Story of the week

The indisputable story of the week is the massive $843 million contract NASA awarded to SpaceX to develop the vehicle that will deorbit the International Space Station. Once the station enters the Earth's atmosphere, it will burn up, but the contract is to ensure this is done in a manner safe to humans on the ground. There are scant details about the U.S. Deorbit Vehicle, as it's being called, but one NASA official did say it would be based on "Dragon heritage" hardware.

ISS NASA
ISS NASA

What we're reading

Check out my story about Starfish Space's new agreement with Intelsat. The GEO servicing market is still a few years away, but deals like this one show that it is much closer to being realized than the haters might think...

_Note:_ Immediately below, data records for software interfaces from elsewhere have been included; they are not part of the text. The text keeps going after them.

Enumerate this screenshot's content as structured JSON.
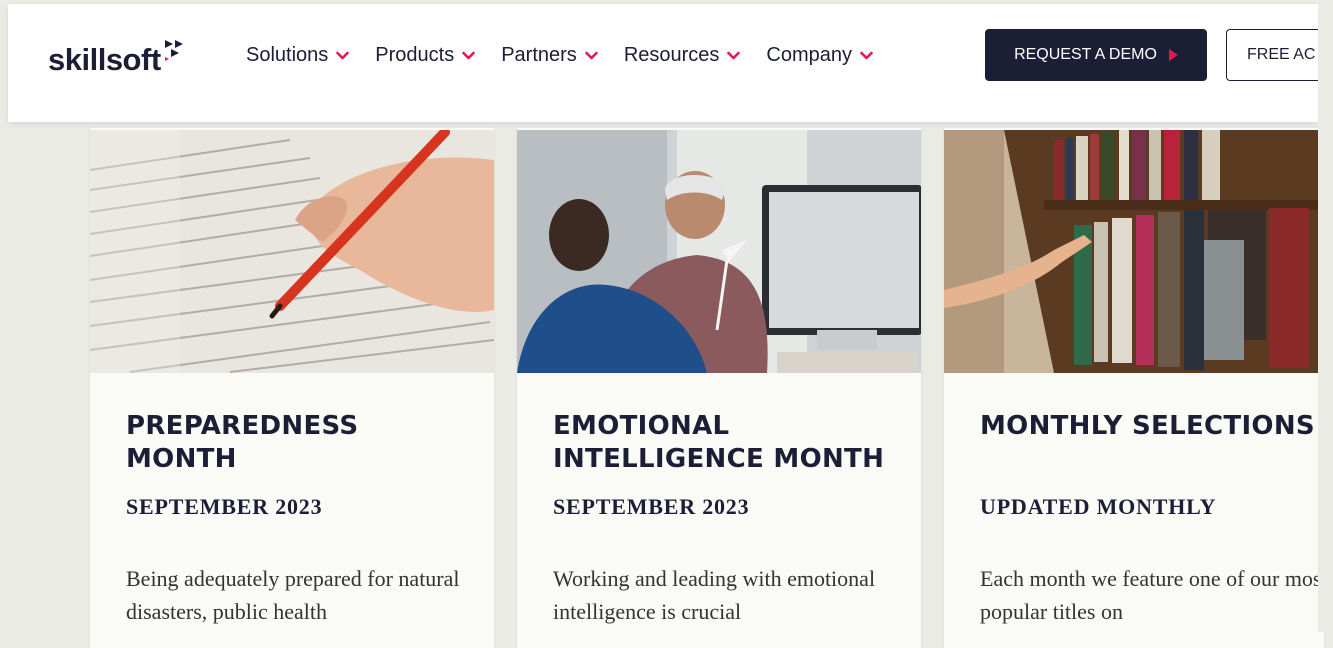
{
  "brand": {
    "name": "skillsoft",
    "accent": "#e8174b",
    "navy": "#1c1e36"
  },
  "nav": [
    {
      "label": "Solutions"
    },
    {
      "label": "Products"
    },
    {
      "label": "Partners"
    },
    {
      "label": "Resources"
    },
    {
      "label": "Company"
    }
  ],
  "cta": {
    "demo": "REQUEST A DEMO",
    "free": "FREE AC"
  },
  "cards": [
    {
      "title": "PREPAREDNESS MONTH",
      "subtitle": "SEPTEMBER 2023",
      "desc": "Being adequately prepared for natural disasters, public health",
      "image": "hand-writing-with-red-pen"
    },
    {
      "title": "EMOTIONAL INTELLIGENCE MONTH",
      "subtitle": "SEPTEMBER 2023",
      "desc": "Working and leading with emotional intelligence is crucial",
      "image": "two-men-talking-at-desk"
    },
    {
      "title": "MONTHLY SELECTIONS",
      "subtitle": "UPDATED MONTHLY",
      "desc": "Each month we feature one of our most popular titles on",
      "image": "hand-pulling-book-from-library-shelf"
    }
  ]
}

render of Starfish spacecraft on orbit
render of Starfish spacecraft on orbit

This week in space history

NASA has an article titled "Fourth of July Holidays in Space" and folks -- it's as delightful as the title makes it sound. Apparently, there wasn't a July 4 celebration on orbit until 1982, and the second took place 10 years later! Now that we have a continuous presence of NASA astronauts on board the ISS, such celebrations are an annual event. All I have to say is: God bless stars-and-stripes pants in space.

NASA astronauts <em>Jack D. Fischer and Peggy A. Whitson</em> on <em>July 4, 2017.</em>
NASA astronauts Jack D. Fischer and Peggy A. Whitson on July 4, 2017.